I have come to enjoy yoga, though I don’t practice it regularly. Although holding odd body contortions for prolonged periods and being constantly told to “breathe” may not sound like much fun, it does stretch out body parts that you didn’t even know you had and I’m told it’s great for core strength. However, sometimes I derive the greatest joy simply from learning the names of the poses.


Either the yogis of the past really liked animals, or they had a veterinarian in their midst, as a majority of poses are named after animals. Take “dolphin” for example, or “cat,” or “cobra.” There is even “cow," “lion,” “monkey,” and “heron.”


On some of these positions, I can feel and hear my shoulders crack and hips pop. I am reminded that palpating large Holstein dairy cows takes its toll on the human form (a common chronic use injury for large animal vets is rotator cuff injury) and I sometimes think that perhaps one should design a yoga session or two aimed at the large animal practitioner.
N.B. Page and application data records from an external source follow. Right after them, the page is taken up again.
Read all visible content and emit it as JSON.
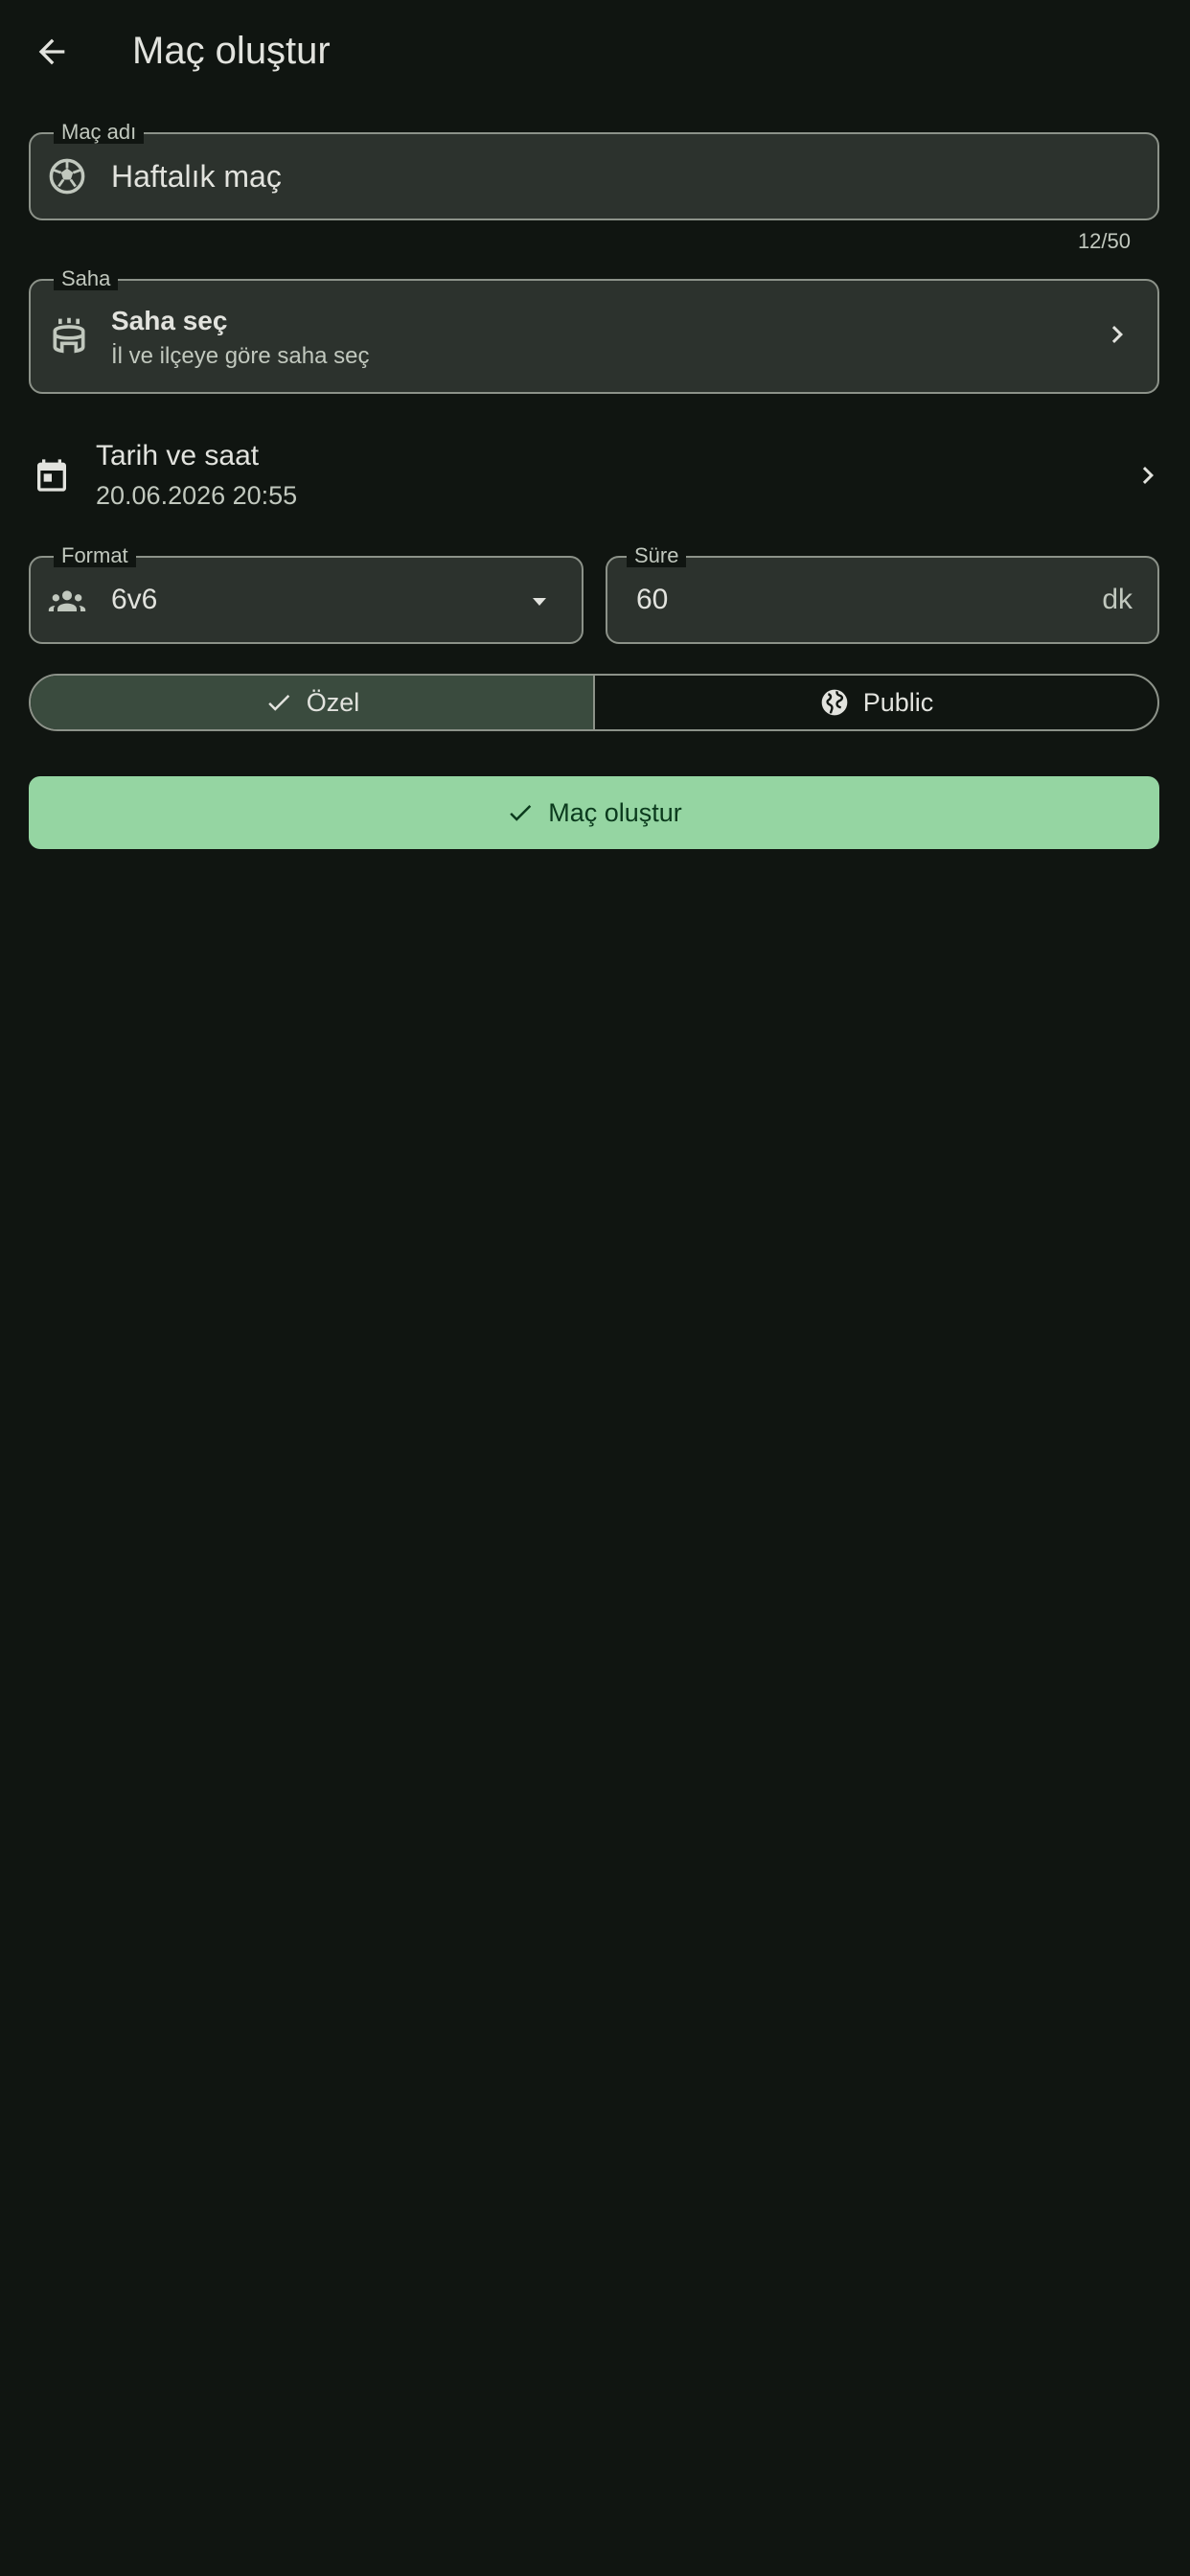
{
  "header": {
    "title": "Maç oluştur",
    "back_icon": "arrow-left-icon"
  },
  "form": {
    "match_name": {
      "label": "Maç adı",
      "value": "Haftalık maç",
      "counter": "12/50",
      "icon": "soccer-ball-icon"
    },
    "pitch": {
      "label": "Saha",
      "title": "Saha seç",
      "subtitle": "İl ve ilçeye göre saha seç",
      "icon": "stadium-icon"
    },
    "datetime": {
      "title": "Tarih ve saat",
      "value": "20.06.2026 20:55",
      "icon": "calendar-icon"
    },
    "format": {
      "label": "Format",
      "value": "6v6",
      "icon": "group-icon"
    },
    "duration": {
      "label": "Süre",
      "value": "60",
      "suffix": "dk"
    },
    "visibility": {
      "options": [
        {
          "label": "Özel",
          "selected": true,
          "icon": "check-icon"
        },
        {
          "label": "Public",
          "selected": false,
          "icon": "globe-icon"
        }
      ]
    },
    "submit_label": "Maç oluştur"
  },
  "colors": {
    "background": "#101511",
    "field_fill": "#2c322d",
    "outline": "#8c9289",
    "selected_segment": "#3a4b3e",
    "primary": "#95d5a2",
    "on_primary": "#0b3a1d"
  }
}
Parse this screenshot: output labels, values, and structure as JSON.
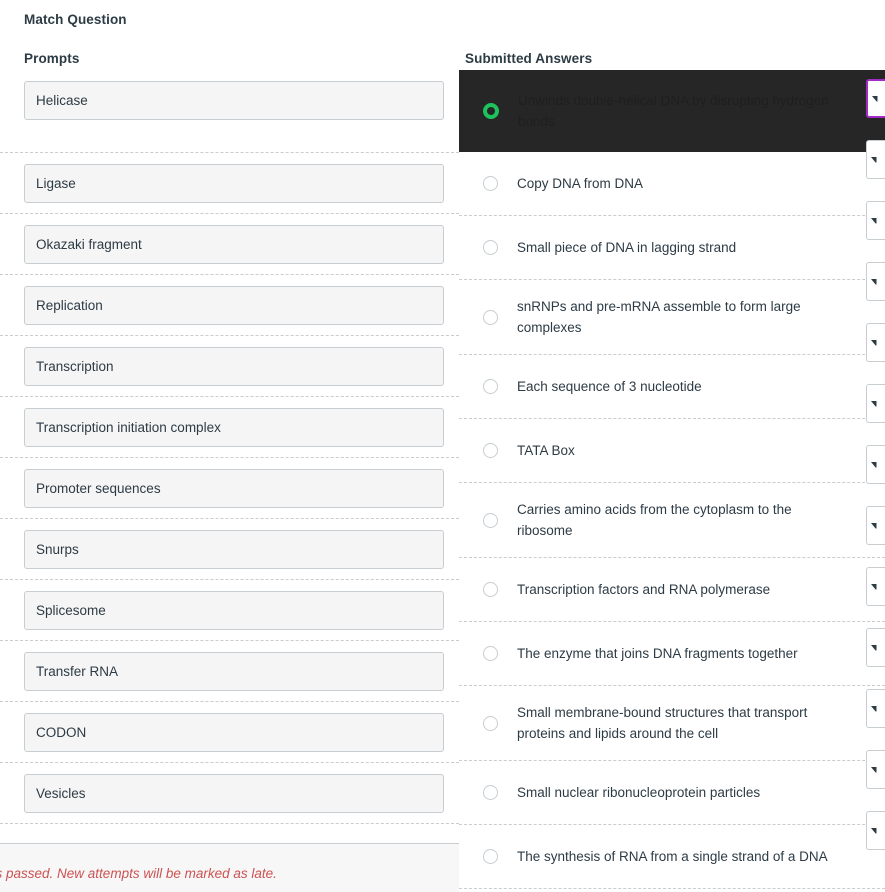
{
  "page": {
    "title": "Match Question"
  },
  "prompts": {
    "header": "Prompts",
    "items": [
      {
        "label": "Helicase"
      },
      {
        "label": "Ligase"
      },
      {
        "label": "Okazaki fragment"
      },
      {
        "label": "Replication"
      },
      {
        "label": "Transcription"
      },
      {
        "label": "Transcription initiation complex"
      },
      {
        "label": "Promoter sequences"
      },
      {
        "label": "Snurps"
      },
      {
        "label": "Splicesome"
      },
      {
        "label": "Transfer RNA"
      },
      {
        "label": "CODON"
      },
      {
        "label": "Vesicles"
      }
    ]
  },
  "answers": {
    "header": "Submitted Answers",
    "items": [
      {
        "label": "Unwinds double-helical DNA by disrupting hydrogen bonds",
        "selected": true
      },
      {
        "label": "Copy DNA from DNA",
        "selected": false
      },
      {
        "label": "Small piece of DNA in lagging strand",
        "selected": false
      },
      {
        "label": "snRNPs and pre-mRNA assemble to form large complexes",
        "selected": false
      },
      {
        "label": "Each sequence of 3 nucleotide",
        "selected": false
      },
      {
        "label": "TATA Box",
        "selected": false
      },
      {
        "label": "Carries amino acids from the cytoplasm to the ribosome",
        "selected": false
      },
      {
        "label": "Transcription factors and RNA polymerase",
        "selected": false
      },
      {
        "label": "The enzyme that joins DNA fragments together",
        "selected": false
      },
      {
        "label": "Small membrane-bound structures that transport proteins and lipids around the cell",
        "selected": false
      },
      {
        "label": "Small nuclear ribonucleoprotein particles",
        "selected": false
      },
      {
        "label": "The synthesis of RNA from a single strand of a DNA",
        "selected": false
      }
    ]
  },
  "dropdowns": {
    "count": 13,
    "icon": "chevron-down-icon",
    "focused_index": 0
  },
  "alert": {
    "text": "as passed. New attempts will be marked as late."
  },
  "colors": {
    "selected_row_bg": "#262626",
    "selected_radio": "#1ec25c",
    "focus_border": "#a32cc4",
    "alert_text": "#cc5252",
    "prompt_box_bg": "#f5f5f5",
    "border": "#c7cdd1",
    "text": "#2d3b45"
  }
}
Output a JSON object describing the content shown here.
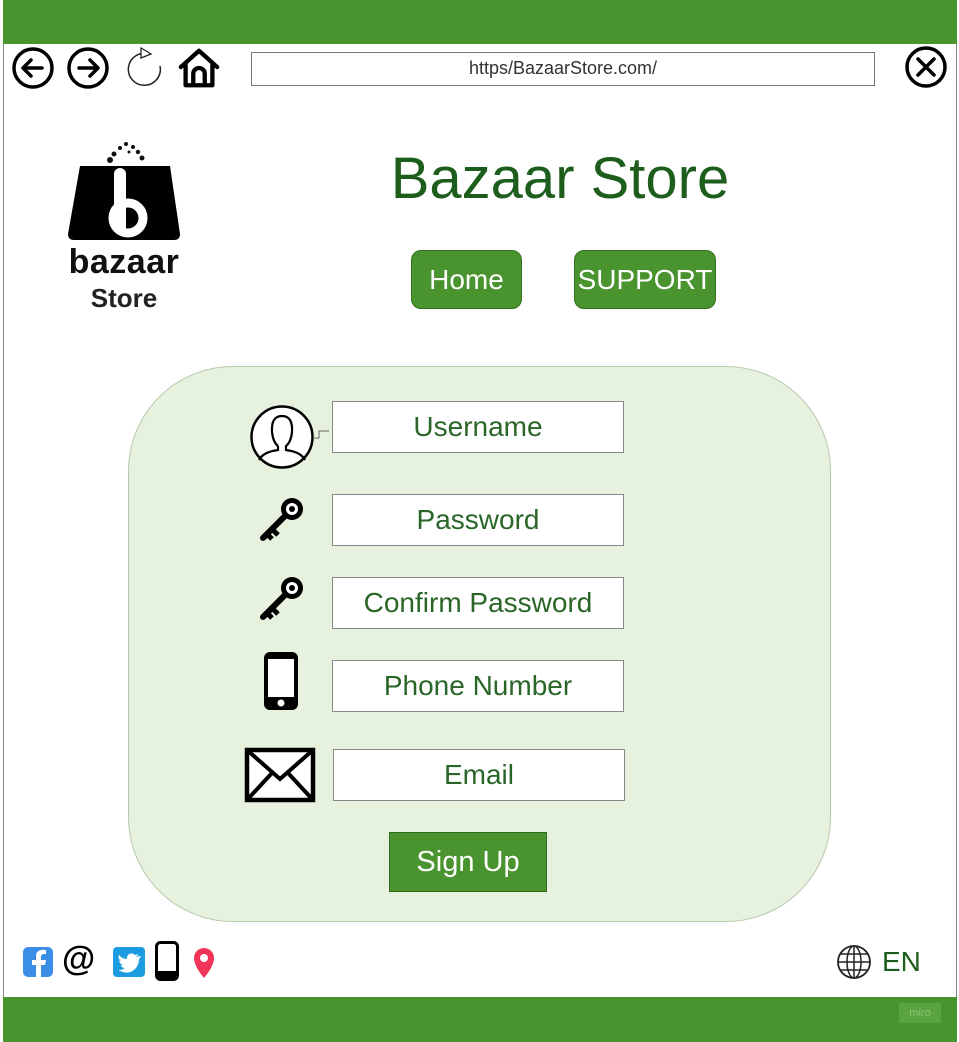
{
  "browser": {
    "url": "https/BazaarStore.com/"
  },
  "logo": {
    "line1": "bazaar",
    "line2": "Store"
  },
  "header": {
    "title": "Bazaar Store",
    "nav": {
      "home": "Home",
      "support": "SUPPORT"
    }
  },
  "form": {
    "username_placeholder": "Username",
    "password_placeholder": "Password",
    "confirm_placeholder": "Confirm Password",
    "phone_placeholder": "Phone Number",
    "email_placeholder": "Email",
    "submit_label": "Sign Up"
  },
  "footer": {
    "social_icons": [
      "facebook-icon",
      "at-sign-icon",
      "twitter-icon",
      "phone-icon",
      "location-pin-icon"
    ],
    "language": "EN",
    "watermark": "miro"
  },
  "colors": {
    "brand_green": "#4a942f",
    "title_green": "#1e5e1c",
    "panel_bg": "#e6f2de"
  }
}
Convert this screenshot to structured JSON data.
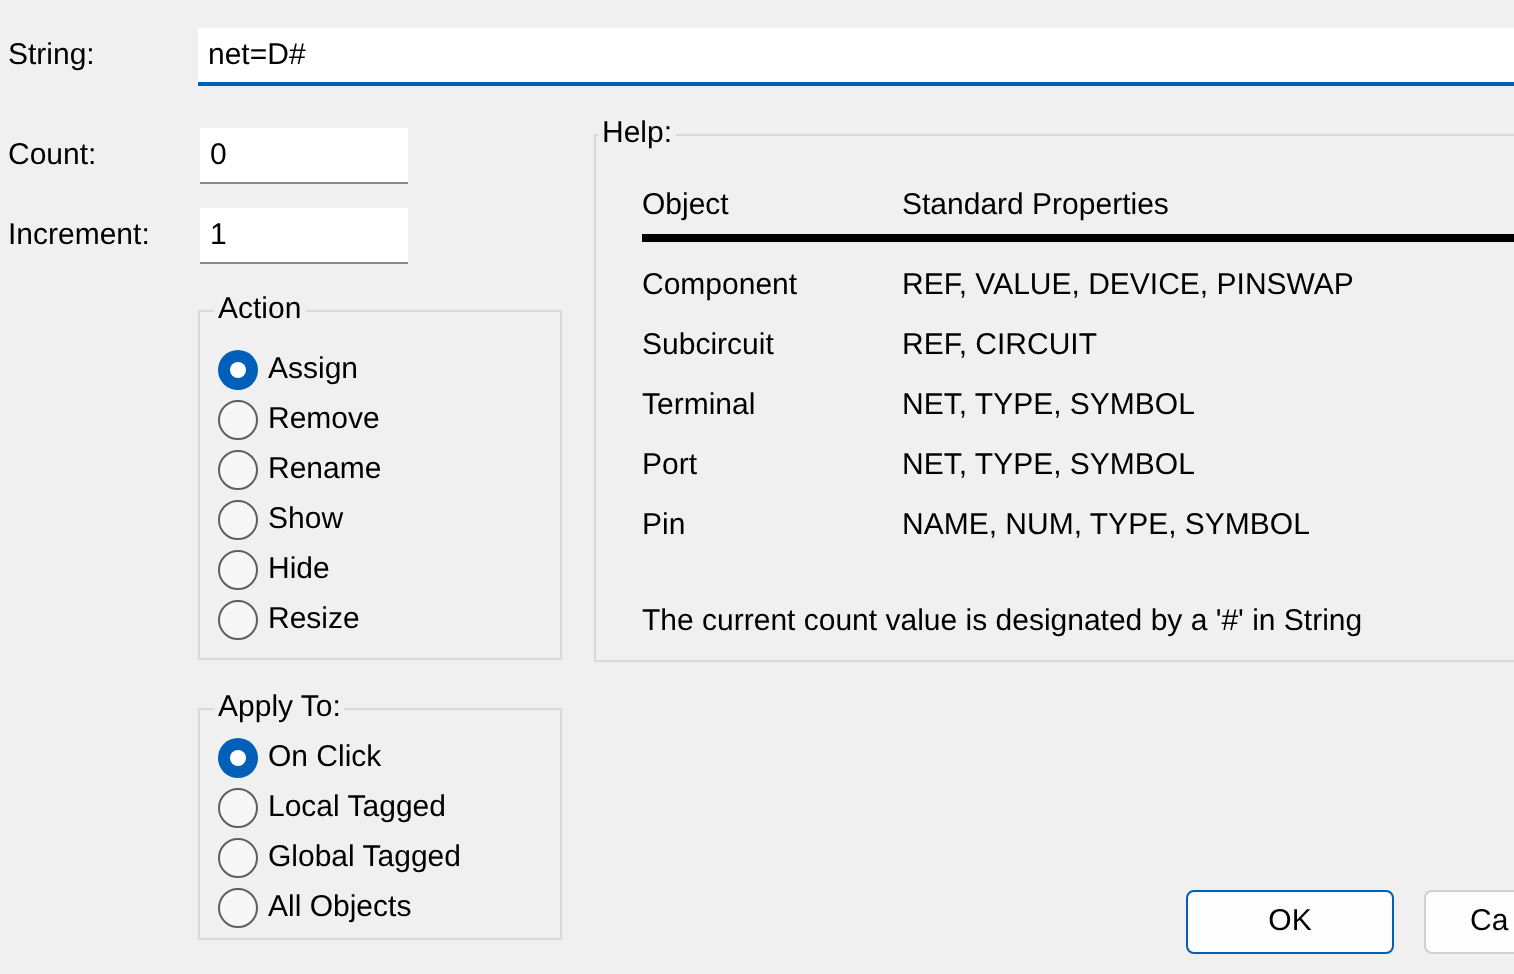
{
  "string": {
    "label": "String:",
    "value": "net=D#"
  },
  "count": {
    "label": "Count:",
    "value": "0"
  },
  "increment": {
    "label": "Increment:",
    "value": "1"
  },
  "action": {
    "title": "Action",
    "options": [
      {
        "label": "Assign",
        "selected": true
      },
      {
        "label": "Remove",
        "selected": false
      },
      {
        "label": "Rename",
        "selected": false
      },
      {
        "label": "Show",
        "selected": false
      },
      {
        "label": "Hide",
        "selected": false
      },
      {
        "label": "Resize",
        "selected": false
      }
    ]
  },
  "apply_to": {
    "title": "Apply To:",
    "options": [
      {
        "label": "On Click",
        "selected": true
      },
      {
        "label": "Local Tagged",
        "selected": false
      },
      {
        "label": "Global Tagged",
        "selected": false
      },
      {
        "label": "All Objects",
        "selected": false
      }
    ]
  },
  "help": {
    "title": "Help:",
    "columns": [
      "Object",
      "Standard Properties"
    ],
    "rows": [
      [
        "Component",
        "REF, VALUE, DEVICE, PINSWAP"
      ],
      [
        "Subcircuit",
        "REF, CIRCUIT"
      ],
      [
        "Terminal",
        "NET, TYPE, SYMBOL"
      ],
      [
        "Port",
        "NET, TYPE, SYMBOL"
      ],
      [
        "Pin",
        "NAME, NUM, TYPE, SYMBOL"
      ]
    ],
    "note": "The current count value is designated by a '#' in String"
  },
  "buttons": [
    "OK",
    "Ca"
  ]
}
For starters, a very basic position, in which the practitioner is standing straight, with one arm long at the side and the other arm at a right angle to the body, could be called “Lucky Cow,” facetiously mimicking the stance we take as we palpate. During this position, the practitioner would close her eyes and her mouth, taking only deep breaths through the nose, focusing on the feel of ovaries and a bovine uterus and keeping manure out of her face.


Another possibility, albeit a position aimed at the more experienced Yoga for Vets practitioner, could be a pose in which the individual is bent at the waist at about a thirty-degree angle, with arms and legs bent and tense. Feel the tension in your hands as you wiggle your fingers in small, intricate movements. Focus your eyes on a small area just below your hands, visualizing suture material and a scalpel making incisions and tying knots. This is the “sheep C-section on barn floor” position. This position really helps strengthen the core and concentration abilities.


For the most seasoned Yoga for Vets practitioner, there is a position called “leaning Clydesdale.” In this position, one would be bent at about a seventy-degree angle, with arms curled as if she were holding something very heavy. The back would be rounded, and the legs strong, bent, and held shoulder’s width apart. Imagine a hoof — a very large hoof — in your lap, as you examine the sole for a tiny dark spot indicating the start of an abscess. Then visualize this hoof belonging to a two thousand pound draft horse who has decided that if you insist on holding his foot, then he can use you in place of his foot and therefore lean one quarter of his weight on your back. Don’t forget to breathe.


Granted, “sheep C-section on barn floor” doesn’t really have a good ring to it, but neither does Ardha Chandrasana, which means “half moon pose.” Perhaps “sheep C-section on barn floor” translates into something beautiful sounding in Hindu. If it does, I think I may have just found my marketing angle. In the meantime, I’ll work on perfecting my “cow” pose along with my “lucky cow” pose, provided the dog and cat stay out of the way. 


Dr. Anna O'Brien



Image: Yoga Cow, by fabulousfabs / Flickr